In the United States alone, lotteries togel singapore raise billions of dollars each year. Some people play for fun; others believe that winning the lottery is their ticket to a better life. Regardless of why you play, it’s important to understand the odds of winning before you spend any money on tickets.
The financial lottery is a game where participants pay for a ticket, choose numbers either by hand or by having machines randomly select them, and win prizes if their numbers match those selected in the drawing. Lotteries are popular in Europe and the United States. They are also a major source of state government revenue, though they’re not quite as transparent as a normal tax: Consumers generally don’t realize that they are paying an implicit tax rate every time they buy a lottery ticket.
Many people try to improve their chances of winning by employing a variety of tactics, ranging from purchasing multiple tickets to choosing “lucky” numbers like birthdays or avoiding playing common numbers, or even limiting their purchases to Quick Pick, where machines automatically select a group of numbers for them. However, each of these methods has a low chance of improving your odds of winning. According to Harvard statistics professor Mark Glickman, there is only one way to improve your odds: buying more tickets.
Lotteries have historically been used to fund a variety of public purposes, including colleges and universities, highway construction, and other infrastructure projects. They have also been a popular way to distribute property. For example, the Old Testament has several instances of distributing land to the Israelites by lot. And the Roman emperors often gave away slaves and other valuable items through lotteries as part of Saturnalia, a series of celebratory feasts.
Although the amount of money that a person wins in a lottery is small, it can still have significant personal and financial consequences for the winner. The most obvious is the increase in wealth, which can be extremely difficult to manage, as numerous examples of past winners demonstrate. The winner may also face increased spending and a reduced work-life balance, as well as the possibility of family conflict.
The biggest problem with lotteries is that they entice people to gamble without putting their money into the economy in other ways.

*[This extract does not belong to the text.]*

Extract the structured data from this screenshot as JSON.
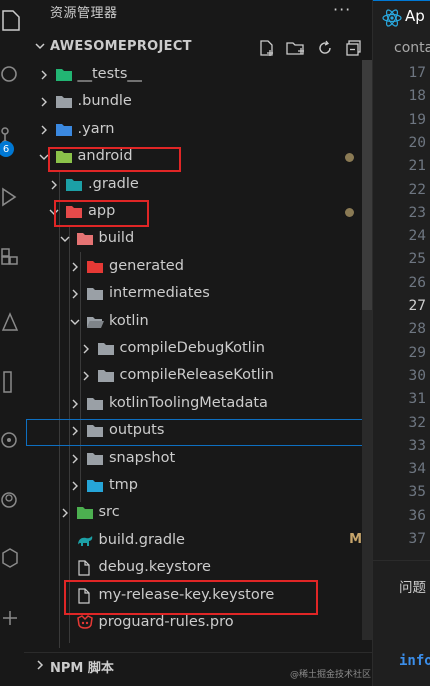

This is because there’s a kind of inverse economic incentive that exists when the jackpot gets higher, which means that more people are willing to spend their money on a chance to get rich.
Aside from the inextricable human urge to gamble, there’s something else going on here that should be called out. Lotteries are dangling the promise of instant riches in an age of inequality and limited social mobility. It’s no surprise that they’re a big draw for people who don’t have the skills to make their own good fortune. Unless states take steps to address this, the lottery will continue to contribute to America’s growing income gap. And that’s not a good thing for anyone.